Surgical excision offers the best chance of cancer control in cases of kidney cancers. This can be achieved either by total removal, also known as radical nephrectomy, or by removal of the renal tumor alone while preserving the normally functioning kidney tissue. This latter procedure is known as nephron-sparing surgery or partial nephrectomy. When a person has a single kidney, management of renal cancer poses significant and unique challenges, because preserving the normal functioning kidney becomes an equal priority as is the complete cancer cure. Nephron sparing surgery therefore becomes the only modality in such cases. Removal of multiple tumors in a single kidney is even more challenging as functioning kidney tissue further gets reduced with removal of each tumor. Here is a case in point that proves the effectiveness of partial nephrectomy in providing a better quality of life to patients who have a single kidney with multiple tumors.

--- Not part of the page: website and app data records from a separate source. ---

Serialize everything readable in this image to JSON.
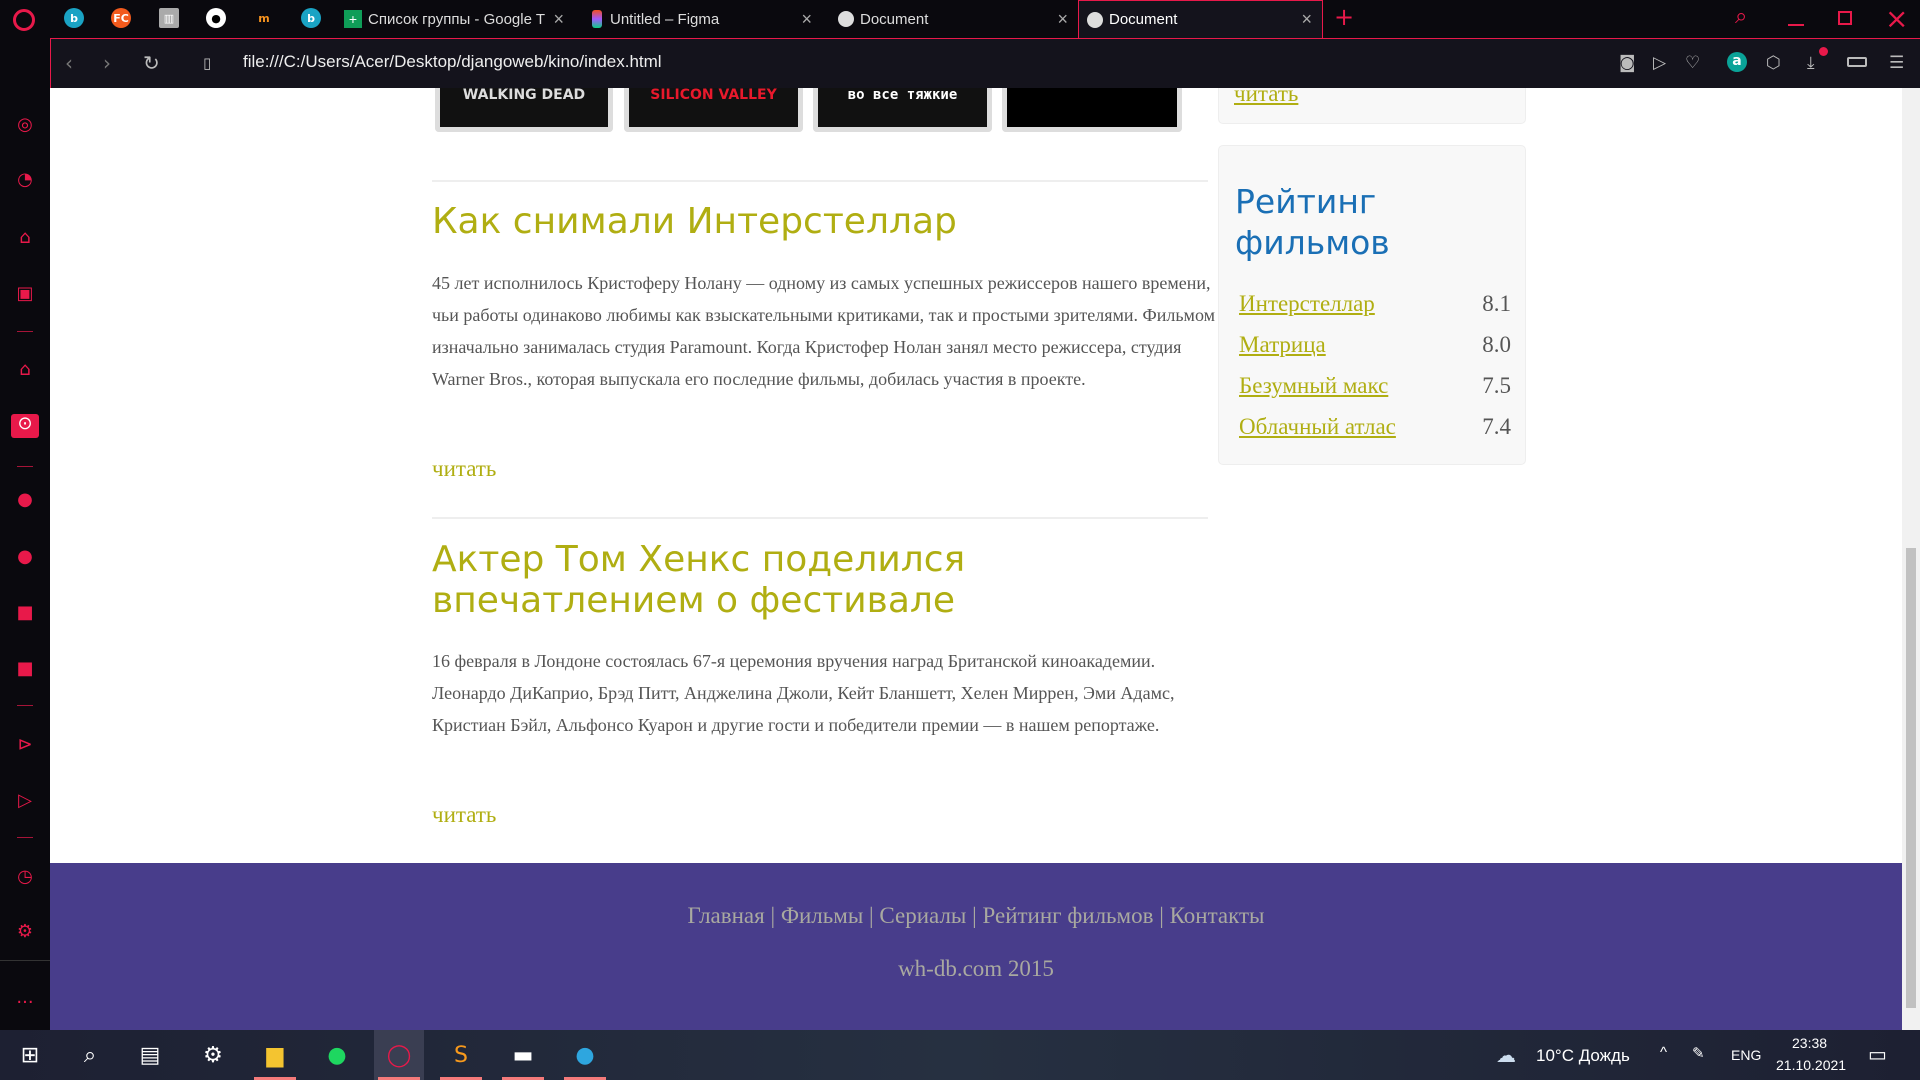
{
  "browser": {
    "tabs": [
      {
        "label": "Список группы - Google T",
        "icon": "google-sheets-icon"
      },
      {
        "label": "Untitled – Figma",
        "icon": "figma-icon"
      },
      {
        "label": "Document",
        "icon": "globe-icon"
      },
      {
        "label": "Document",
        "icon": "globe-icon",
        "active": true
      }
    ],
    "pinned": [
      "bing-icon",
      "fc-icon",
      "archive-icon",
      "github-icon",
      "moodle-icon",
      "bing-icon"
    ],
    "url": "file:///C:/Users/Acer/Desktop/djangoweb/kino/index.html",
    "accent": "#e8194a"
  },
  "page": {
    "posters": [
      "WALKING DEAD",
      "SILICON VALLEY",
      "во все тяжкие",
      ""
    ],
    "top_read_more": "читать",
    "articles": [
      {
        "title": "Как снимали Интерстеллар",
        "text": "45 лет исполнилось Кристоферу Нолану — одному из самых успешных режиссеров нашего времени, чьи работы одинаково любимы как взыскательными критиками, так и простыми зрителями. Фильмом изначально занималась студия Paramount. Когда Кристофер Нолан занял место режиссера, студия Warner Bros., которая выпускала его последние фильмы, добилась участия в проекте.",
        "more": "читать"
      },
      {
        "title": "Актер Том Хенкс поделился впечатлением о фестивале",
        "text": "16 февраля в Лондоне состоялась 67-я церемония вручения наград Британской киноакадемии. Леонардо ДиКаприо, Брэд Питт, Анджелина Джоли, Кейт Бланшетт, Хелен Миррен, Эми Адамс, Кристиан Бэйл, Альфонсо Куарон и другие гости и победители премии — в нашем репортаже.",
        "more": "читать"
      }
    ],
    "rating": {
      "title": "Рейтинг фильмов",
      "items": [
        {
          "name": "Интерстеллар",
          "score": "8.1"
        },
        {
          "name": "Матрица",
          "score": "8.0"
        },
        {
          "name": "Безумный макс",
          "score": "7.5"
        },
        {
          "name": "Облачный атлас",
          "score": "7.4"
        }
      ]
    },
    "footer": {
      "links": [
        "Главная",
        "Фильмы",
        "Сериалы",
        "Рейтинг фильмов",
        "Контакты"
      ],
      "copyright": "wh-db.com 2015"
    },
    "colors": {
      "heading": "#b0ae12",
      "rating_title": "#1a6fb5",
      "footer_bg": "#483d8b"
    }
  },
  "taskbar": {
    "weather": "10°C  Дождь",
    "lang": "ENG",
    "time": "23:38",
    "date": "21.10.2021"
  }
}
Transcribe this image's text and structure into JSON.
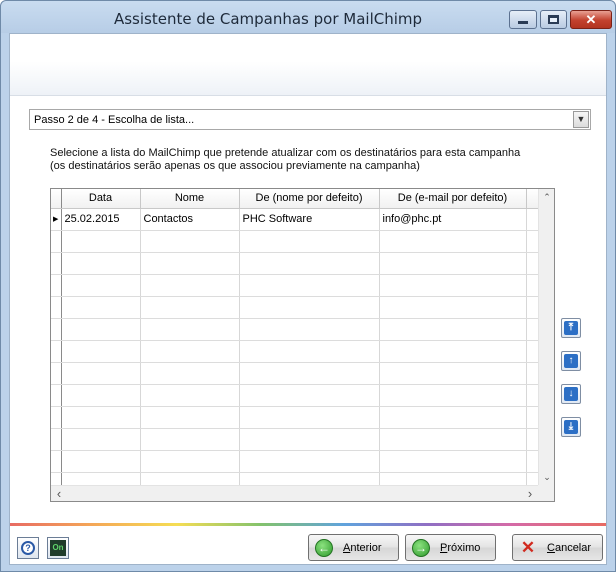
{
  "window": {
    "title": "Assistente de Campanhas por MailChimp",
    "min_glyph": "—",
    "max_glyph": "□",
    "close_glyph": "✕"
  },
  "step": {
    "selected": "Passo 2 de 4 - Escolha de lista...",
    "drop_glyph": "▼"
  },
  "instructions": {
    "line1": "Selecione a lista do MailChimp que pretende atualizar com os destinatários para esta campanha",
    "line2": "(os destinatários serão apenas os que associou previamente na campanha)"
  },
  "grid": {
    "columns": [
      "Data",
      "Nome",
      "De (nome por defeito)",
      "De (e-mail por defeito)"
    ],
    "rows": [
      {
        "data": "25.02.2015",
        "nome": "Contactos",
        "de_nome": "PHC Software",
        "de_email": "info@phc.pt"
      }
    ],
    "row_indicator": "▶",
    "scroll_up": "⌃",
    "scroll_down": "⌄",
    "scroll_left": "‹",
    "scroll_right": "›"
  },
  "side_buttons": [
    {
      "name": "move-top",
      "glyph": "⤒"
    },
    {
      "name": "move-up",
      "glyph": "↑"
    },
    {
      "name": "move-down",
      "glyph": "↓"
    },
    {
      "name": "move-bottom",
      "glyph": "⤓"
    }
  ],
  "footer": {
    "help_glyph": "?",
    "on_glyph": "On",
    "back": {
      "pre": "",
      "acc": "A",
      "post": "nterior",
      "glyph": "←"
    },
    "next": {
      "pre": "",
      "acc": "P",
      "post": "róximo",
      "glyph": "→"
    },
    "cancel": {
      "pre": "",
      "acc": "C",
      "post": "ancelar",
      "glyph": "✕"
    }
  }
}
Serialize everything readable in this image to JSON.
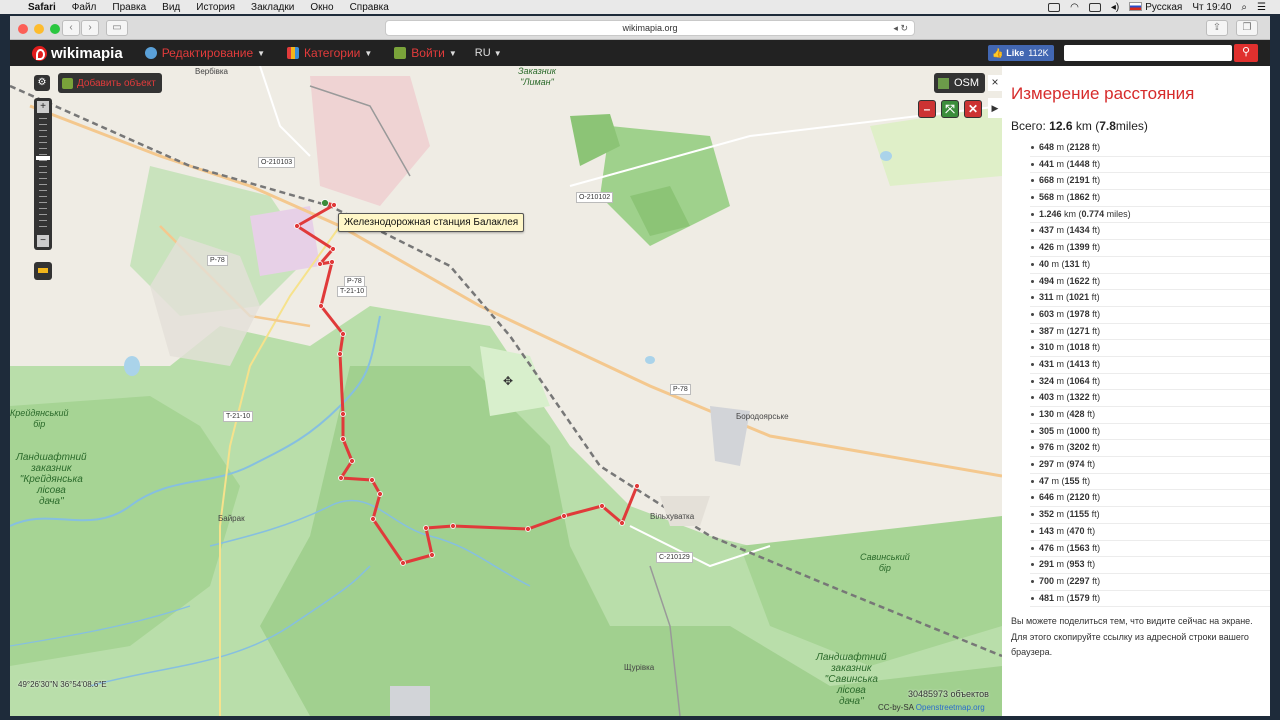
{
  "os_menubar": {
    "app": "Safari",
    "items": [
      "Файл",
      "Правка",
      "Вид",
      "История",
      "Закладки",
      "Окно",
      "Справка"
    ],
    "input_source": "Русская",
    "clock": "Чт 19:40"
  },
  "browser": {
    "url": "wikimapia.org"
  },
  "header": {
    "logo": "wikimapia",
    "menu": [
      {
        "label": "Редактирование"
      },
      {
        "label": "Категории"
      },
      {
        "label": "Войти"
      }
    ],
    "lang": "RU",
    "fb_like": "Like",
    "fb_count": "112K",
    "search_placeholder": ""
  },
  "map": {
    "add_object": "Добавить объект",
    "layer": "OSM",
    "tooltip": "Железнодорожная станция Балаклея",
    "coords": "49°26'30\"N 36°54'08.6\"E",
    "objects_count": "30485973 объектов",
    "attribution_prefix": "CC-by-SA",
    "attribution_link": "Openstreetmap.org",
    "places": {
      "verbivka": "Вербівка",
      "zakaznik_liman": "Заказник\n\"Лиман\"",
      "borodoyarske": "Бородоярське",
      "vilkhuvatka": "Вільхуватка",
      "bayrak": "Байрак",
      "shchurivka": "Щурівка",
      "kreydianskyi_bir": "Крейдянський\nбір",
      "kreydianska_dacha": "Ландшафтний\nзаказник\n\"Крейдянська\nлісова\nдача\"",
      "savynskyi_bir": "Савинський\nбір",
      "savynska_dacha": "Ландшафтний\nзаказник\n\"Савинська\nлісова\nдача\""
    },
    "roads": {
      "o210103": "O-210103",
      "o210102": "O-210102",
      "p78_a": "P-78",
      "p78_b": "P-78",
      "t2110_a": "T-21-10",
      "p78_c": "P-78",
      "t2110_b": "T-21-10",
      "c210129": "C-210129"
    }
  },
  "panel": {
    "title": "Измерение расстояния",
    "total_label": "Всего:",
    "total_value": "12.6",
    "total_unit": "km",
    "total_miles": "7.8",
    "total_miles_unit": "miles",
    "segments": [
      {
        "value": "648",
        "unit": "m",
        "imperial": "2128",
        "iunit": "ft"
      },
      {
        "value": "441",
        "unit": "m",
        "imperial": "1448",
        "iunit": "ft"
      },
      {
        "value": "668",
        "unit": "m",
        "imperial": "2191",
        "iunit": "ft"
      },
      {
        "value": "568",
        "unit": "m",
        "imperial": "1862",
        "iunit": "ft"
      },
      {
        "value": "1.246",
        "unit": "km",
        "imperial": "0.774",
        "iunit": "miles"
      },
      {
        "value": "437",
        "unit": "m",
        "imperial": "1434",
        "iunit": "ft"
      },
      {
        "value": "426",
        "unit": "m",
        "imperial": "1399",
        "iunit": "ft"
      },
      {
        "value": "40",
        "unit": "m",
        "imperial": "131",
        "iunit": "ft"
      },
      {
        "value": "494",
        "unit": "m",
        "imperial": "1622",
        "iunit": "ft"
      },
      {
        "value": "311",
        "unit": "m",
        "imperial": "1021",
        "iunit": "ft"
      },
      {
        "value": "603",
        "unit": "m",
        "imperial": "1978",
        "iunit": "ft"
      },
      {
        "value": "387",
        "unit": "m",
        "imperial": "1271",
        "iunit": "ft"
      },
      {
        "value": "310",
        "unit": "m",
        "imperial": "1018",
        "iunit": "ft"
      },
      {
        "value": "431",
        "unit": "m",
        "imperial": "1413",
        "iunit": "ft"
      },
      {
        "value": "324",
        "unit": "m",
        "imperial": "1064",
        "iunit": "ft"
      },
      {
        "value": "403",
        "unit": "m",
        "imperial": "1322",
        "iunit": "ft"
      },
      {
        "value": "130",
        "unit": "m",
        "imperial": "428",
        "iunit": "ft"
      },
      {
        "value": "305",
        "unit": "m",
        "imperial": "1000",
        "iunit": "ft"
      },
      {
        "value": "976",
        "unit": "m",
        "imperial": "3202",
        "iunit": "ft"
      },
      {
        "value": "297",
        "unit": "m",
        "imperial": "974",
        "iunit": "ft"
      },
      {
        "value": "47",
        "unit": "m",
        "imperial": "155",
        "iunit": "ft"
      },
      {
        "value": "646",
        "unit": "m",
        "imperial": "2120",
        "iunit": "ft"
      },
      {
        "value": "352",
        "unit": "m",
        "imperial": "1155",
        "iunit": "ft"
      },
      {
        "value": "143",
        "unit": "m",
        "imperial": "470",
        "iunit": "ft"
      },
      {
        "value": "476",
        "unit": "m",
        "imperial": "1563",
        "iunit": "ft"
      },
      {
        "value": "291",
        "unit": "m",
        "imperial": "953",
        "iunit": "ft"
      },
      {
        "value": "700",
        "unit": "m",
        "imperial": "2297",
        "iunit": "ft"
      },
      {
        "value": "481",
        "unit": "m",
        "imperial": "1579",
        "iunit": "ft"
      }
    ],
    "share_note": "Вы можете поделиться тем, что видите сейчас на экране. Для этого скопируйте ссылку из адресной строки вашего браузера."
  },
  "colors": {
    "route": "#e03a3a",
    "accent": "#d62b2b",
    "forest": "#a9d69a",
    "water": "#86bfe0"
  }
}
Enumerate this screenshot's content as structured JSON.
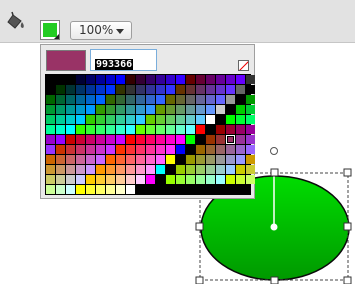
{
  "toolbar": {
    "bucket_icon": "paint-bucket-icon",
    "fill_color": "#22cc22",
    "zoom_value": "100%"
  },
  "color_picker": {
    "preview_color": "#993366",
    "hex_value": "993366",
    "no_color_icon": "no-color-icon",
    "selected_swatch": "#993366"
  },
  "canvas": {
    "shape": "ellipse",
    "fill_top": "#00dd00",
    "fill_bottom": "#009900"
  }
}
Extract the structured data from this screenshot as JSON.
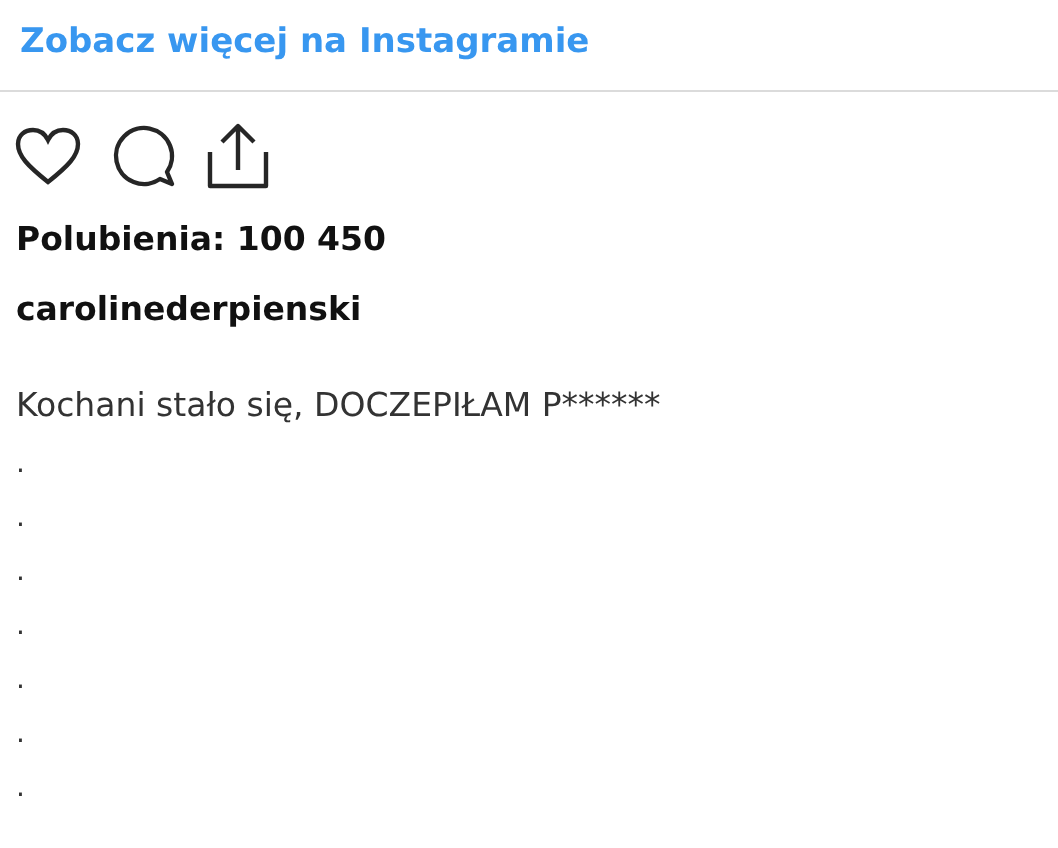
{
  "link": "Zobacz więcej na Instagramie",
  "likes": "Polubienia: 100 450",
  "username": "carolinederpienski",
  "caption": "Kochani stało się, DOCZEPIŁAM P******",
  "caption_lines": [
    ".",
    ".",
    ".",
    ".",
    ".",
    ".",
    "."
  ]
}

How a partial nephrectomy saved a man
A 42-year old gentleman came to us with a diagnosis of renal tumors in a solitary right kidney. This patient was detected to have locally advanced cancer in his other kidney few months before presenting to us, for which his left kidney was surgically removed. Unfortunately, he rapidly developed multiple cancerous tumors in his only remaining right kidney within a few months. Metastatic workup suggested no cancer spread inside the body. Since the tumors were present almost in every pole of this kidney, the best option for curing this patient's cancer would have been total removal of the affected kidney. But removing a single functioning kidney would have resulted in making him dependent on renal replacement therapy in form of dialysis for the rest of his life. So, we planned a partial nephrectomy procedure for him, removing only the tumors (seven in number) saving the maximum possible normal kidney tissue.
During surgery, there were specific challenges.
1. The tumors were scattered everywhere occupying all areas of the kidney - anteriorly, posteriorly, and laterally.
2. The kidney had three renal arteries supplying it, one of which was directly entering into the tumor.
3. One tumor was completely inside the kidney and it was not visible on surface of the organ. For this, we had to employ ultrasonography to locate the site and margin of the tumor during surgery.
4. During this type of surgery, the blood supply of the kidney is temporarily stopped by clamping the blood vessels. But in our effort to save as much kidney tissue as possible, we had to operate as quickly as possible to minimise the ischemic damage due to temporary cutting of the blood supply (We used sterile ice-slush for surface cooling of the kidney to reduce the ischemic damage). At the same time, we were required to be extremely precise in taking out all the seven tumors and while repairing the areas from where those were removed.
The patient successfully underwent nephron-sparing partial nephrectomy. All seven tumors were completely removed and a good mass of functioning renal tissue could be saved.
After the operation, the patient recovered smoothly. His urine output was adequate without any need for hemodialysis, indicating a good functioning kidney. The patient's creatinine (marker of kidney function) did rise after surgery but rapidly came down in a few days. At the time of his discharge from the hospital, his creatinine was 1.7 mg/dl. During his follow ups, his creatinine came down further (1.2 mg/dl) and completely normalized within the next few days. The patient resumed back to his normal work within a few days after discharge. He did not have any complications or the need for re-intervention.
Normal kidney function depends on the number of healthy nephrons, the functional units of kidney. In research, it has been found that decreased renal filtration capability (because of loss of nephrons) was independently associated with increased risk of death. In patients with a single kidney, preservation of renal parenchyma is of paramount importance, as life expectancy is decreased fourfold in those on hemodialysis as compared to healthy subjects. The quality of life also gets impaired significantly in such situations. In cases with multiple tumors in a single kidney, large number of normal nephrons may be lost while removing the tumors as they get removed in small rims of normal tissues along with the tumors. If not, then a part of cancer may be left behind which can regrow in the future, which is also an undesirable outcome.
Decision making in such cases is challenging as the surgical and oncological risks of nephron-sparing surgery must be weighed against the morbidity and mortality with hemodialysis and renal transplantation if the kidney is removed.This case was unique as the patient underwent multiple tumor removal and still had a good functioning renal tissue. The patient is now living normal cancer-free and dialysis-free life. To our knowledge, this is one of the very few cases reported in the world literature and the first such case reported in India.